G Min Pts Reb Ast Stl Blk 3PM TO FG% FT%
80 31.6 8.1 5.9 1.8 1.2 0.5 0.5 1.5 43.1 68.1

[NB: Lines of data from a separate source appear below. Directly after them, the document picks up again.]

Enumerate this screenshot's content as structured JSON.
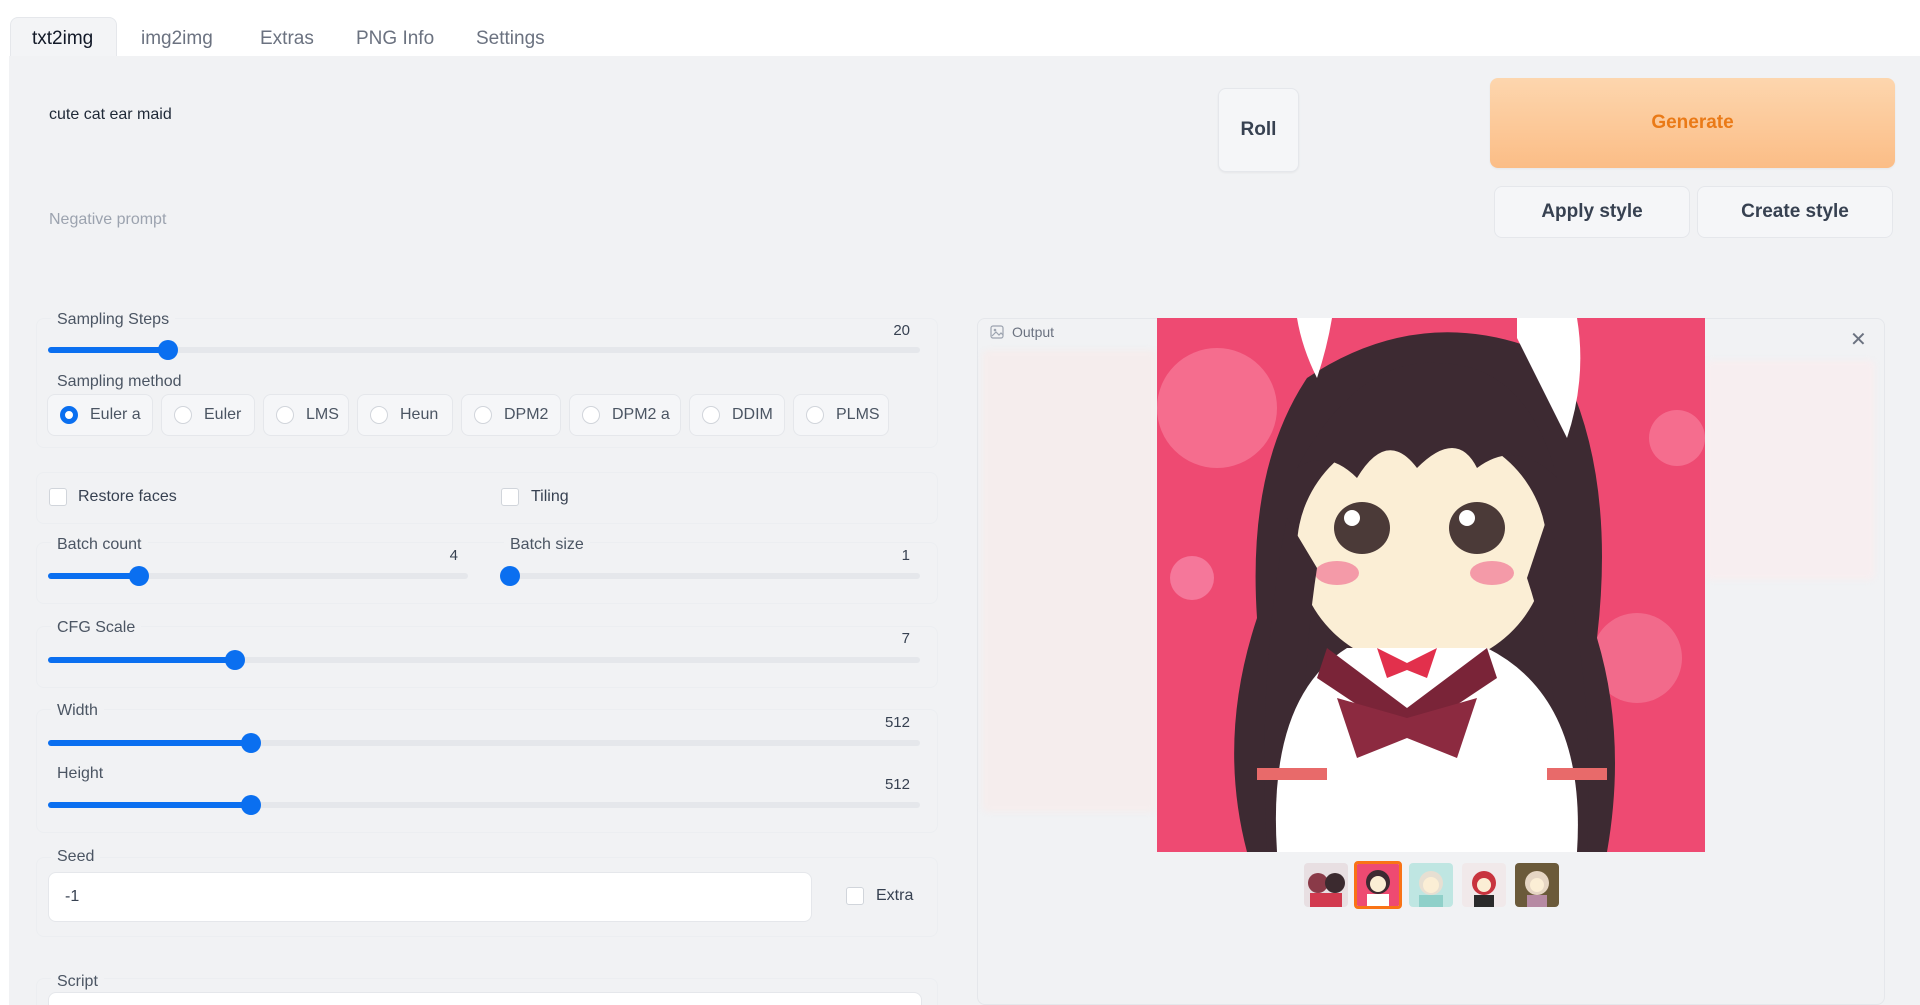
{
  "tabs": [
    {
      "label": "txt2img",
      "active": true
    },
    {
      "label": "img2img",
      "active": false
    },
    {
      "label": "Extras",
      "active": false
    },
    {
      "label": "PNG Info",
      "active": false
    },
    {
      "label": "Settings",
      "active": false
    }
  ],
  "prompt": {
    "value": "cute cat ear maid"
  },
  "negative_prompt": {
    "placeholder": "Negative prompt",
    "value": ""
  },
  "buttons": {
    "roll": "Roll",
    "generate": "Generate",
    "apply_style": "Apply style",
    "create_style": "Create style"
  },
  "sampling_steps": {
    "label": "Sampling Steps",
    "value": "20",
    "fraction": 0.135
  },
  "sampling_method": {
    "label": "Sampling method",
    "options": [
      "Euler a",
      "Euler",
      "LMS",
      "Heun",
      "DPM2",
      "DPM2 a",
      "DDIM",
      "PLMS"
    ],
    "selected": "Euler a"
  },
  "restore_faces": {
    "label": "Restore faces",
    "checked": false
  },
  "tiling": {
    "label": "Tiling",
    "checked": false
  },
  "batch_count": {
    "label": "Batch count",
    "value": "4",
    "fraction": 0.19
  },
  "batch_size": {
    "label": "Batch size",
    "value": "1",
    "fraction": 0.0
  },
  "cfg_scale": {
    "label": "CFG Scale",
    "value": "7",
    "fraction": 0.215
  },
  "width": {
    "label": "Width",
    "value": "512",
    "fraction": 0.23
  },
  "height": {
    "label": "Height",
    "value": "512",
    "fraction": 0.23
  },
  "seed": {
    "label": "Seed",
    "value": "-1"
  },
  "extra": {
    "label": "Extra",
    "checked": false
  },
  "script": {
    "label": "Script"
  },
  "output": {
    "label": "Output",
    "selected_thumbnail": 2,
    "thumbnail_count": 5
  },
  "colors": {
    "accent": "#0a6ff0",
    "generate_text": "#ea7a17",
    "thumb_selected": "#f97316"
  }
}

Winslow was selected 10th overall by the Heat in the 2015 NBA Draft and immediately slid into a rotation role for one of the Eastern Conference’s better teams, averaging 28.6 minutes per game in 78 appearances. While the 20-year-old held his own on the defensive end, he didn’t make much of a splash from a fantasy standpoint, despite his big minutes load. Winslow contributed only 6.4 points (on 42.2% shooting from the field), 5.2 rebounds, 1.5 assists and 0.9 steals per game, with his numbers in the offensive categories in particular not inspiring a ton of confidence. The swingman didn’t shoot the ball much better in the summer league this past July, but given his youth, there’s plenty of reason for the Heat to believe he’ll improve in that regard over time. The organization certainly seems to be banking on him taking at least a small step forward offensively in Year 2, as the offseason departures of Dwyane Wade and Luol Deng along with the likelihood that blood clots will prevent Chris Bosh from ever playing for the team again will open up even more minutes and shot attempts for Winslow. His efficiency could plunge further a bit with the added volume, but Winslow should easily surpass his averages from his rookie season in most categories. He’s a good target for the later rounds of most drafts, but expecting a full-on breakout and selecting him much earlier than that may result in disappointment.